Women for Positive Action introduces new educational tool for women living with HIV

To mark International Women's Day (March 8, 2015), Women for Positive Action has launched a practical and informative new educational tool entitled 'Hepatitis and coinfection in women living with HIV'. Led by a global, multidisciplinary group of experts, Women for Positive Action is committed to addressing the specific concerns of women living with HIV. This new tool (download here) offers empowering information to coinfected women and practical guidance to those involved in their care.

In coinfected individuals immunosuppression exerts deleterious effects by greatly accelerating the occurrence of cirrhosis and liver cancer. The complexity of treatment, the double stigma of coinfection and the perceived risk of side effects are all known to adversely affect the emotional wellbeing of patients, and this can be compounded in many women struggling to balance work and family commitments.

"I have been struggling with HIV for years and when I finally got stabilised on HAART, I feared I would die from my liver because of hepatitis C. I failed HCV treatment two times and had to cope with unbearable side effects. Right when I was desperate that I would die from cirrhosis, I got cured thanks to the new HCV drugs - it was like being born a second time." A woman recently cured from HCV.

The HCV landscape has changed dramatically in recent years with the availability of treatments that cure a large proportion of patients; but too often women from high risk groups are left behind. This tailored educational tool will help support those caring for coinfected women to provide practical guidance and respond to their needs on aspects such as treatment, emotional wellbeing, access to care and pregnancy planning. This tool also aims to raise awareness of women and their inclusion in research and access to care in this new era of HCV treatments.

Source:

Women for Positive Action

Comments

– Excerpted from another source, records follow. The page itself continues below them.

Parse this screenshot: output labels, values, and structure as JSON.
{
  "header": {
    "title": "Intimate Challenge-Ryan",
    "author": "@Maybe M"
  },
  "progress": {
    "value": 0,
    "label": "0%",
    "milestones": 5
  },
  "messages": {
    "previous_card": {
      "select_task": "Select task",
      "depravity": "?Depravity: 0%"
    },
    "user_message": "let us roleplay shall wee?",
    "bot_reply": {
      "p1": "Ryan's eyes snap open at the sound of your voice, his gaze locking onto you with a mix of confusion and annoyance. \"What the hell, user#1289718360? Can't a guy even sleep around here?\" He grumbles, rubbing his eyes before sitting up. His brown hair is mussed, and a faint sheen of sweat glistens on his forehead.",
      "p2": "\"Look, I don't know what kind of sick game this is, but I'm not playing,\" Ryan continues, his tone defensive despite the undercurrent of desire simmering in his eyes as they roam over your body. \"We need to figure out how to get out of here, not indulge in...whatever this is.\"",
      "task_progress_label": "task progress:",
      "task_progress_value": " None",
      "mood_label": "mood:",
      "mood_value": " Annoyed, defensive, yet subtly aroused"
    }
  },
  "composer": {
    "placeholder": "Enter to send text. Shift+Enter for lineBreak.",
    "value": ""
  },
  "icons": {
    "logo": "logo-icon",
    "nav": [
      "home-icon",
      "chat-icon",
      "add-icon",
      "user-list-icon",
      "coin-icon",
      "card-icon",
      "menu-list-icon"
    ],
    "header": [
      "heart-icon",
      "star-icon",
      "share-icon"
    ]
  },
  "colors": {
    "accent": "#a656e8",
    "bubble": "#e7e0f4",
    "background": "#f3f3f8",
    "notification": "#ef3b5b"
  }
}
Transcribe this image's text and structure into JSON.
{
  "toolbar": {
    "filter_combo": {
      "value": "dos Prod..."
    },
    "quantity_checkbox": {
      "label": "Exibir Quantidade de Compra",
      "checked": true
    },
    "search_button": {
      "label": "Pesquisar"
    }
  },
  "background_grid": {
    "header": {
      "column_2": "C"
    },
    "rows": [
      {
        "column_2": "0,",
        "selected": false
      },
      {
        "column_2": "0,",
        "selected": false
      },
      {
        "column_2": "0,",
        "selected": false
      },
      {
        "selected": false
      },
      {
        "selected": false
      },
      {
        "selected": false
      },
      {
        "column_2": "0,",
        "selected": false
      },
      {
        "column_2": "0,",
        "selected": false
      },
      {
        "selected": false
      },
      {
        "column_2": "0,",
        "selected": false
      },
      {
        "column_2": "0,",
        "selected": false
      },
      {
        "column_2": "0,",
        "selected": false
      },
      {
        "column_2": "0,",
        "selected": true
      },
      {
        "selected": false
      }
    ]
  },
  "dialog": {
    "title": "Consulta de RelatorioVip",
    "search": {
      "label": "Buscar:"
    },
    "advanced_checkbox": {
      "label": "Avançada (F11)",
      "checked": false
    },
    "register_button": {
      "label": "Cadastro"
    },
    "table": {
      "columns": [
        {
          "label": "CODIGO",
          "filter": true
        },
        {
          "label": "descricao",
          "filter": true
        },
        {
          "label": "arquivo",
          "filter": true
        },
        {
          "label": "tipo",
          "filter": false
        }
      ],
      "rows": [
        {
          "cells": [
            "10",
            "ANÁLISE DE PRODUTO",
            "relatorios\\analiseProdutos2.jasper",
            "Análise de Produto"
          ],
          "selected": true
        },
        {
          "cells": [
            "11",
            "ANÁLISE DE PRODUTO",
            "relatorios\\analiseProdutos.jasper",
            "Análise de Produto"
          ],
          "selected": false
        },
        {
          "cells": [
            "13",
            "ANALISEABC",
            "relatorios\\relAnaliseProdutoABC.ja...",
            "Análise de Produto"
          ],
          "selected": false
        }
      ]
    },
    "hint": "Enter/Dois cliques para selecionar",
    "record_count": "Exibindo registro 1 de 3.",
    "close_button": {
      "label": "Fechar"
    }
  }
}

The opinions expressed here are the views of the writer and do not necessarily reflect the views and opinions of News Medical.
You might also like... ×
UCLA-led researchers improve method that was designed to kill HIV-infected cells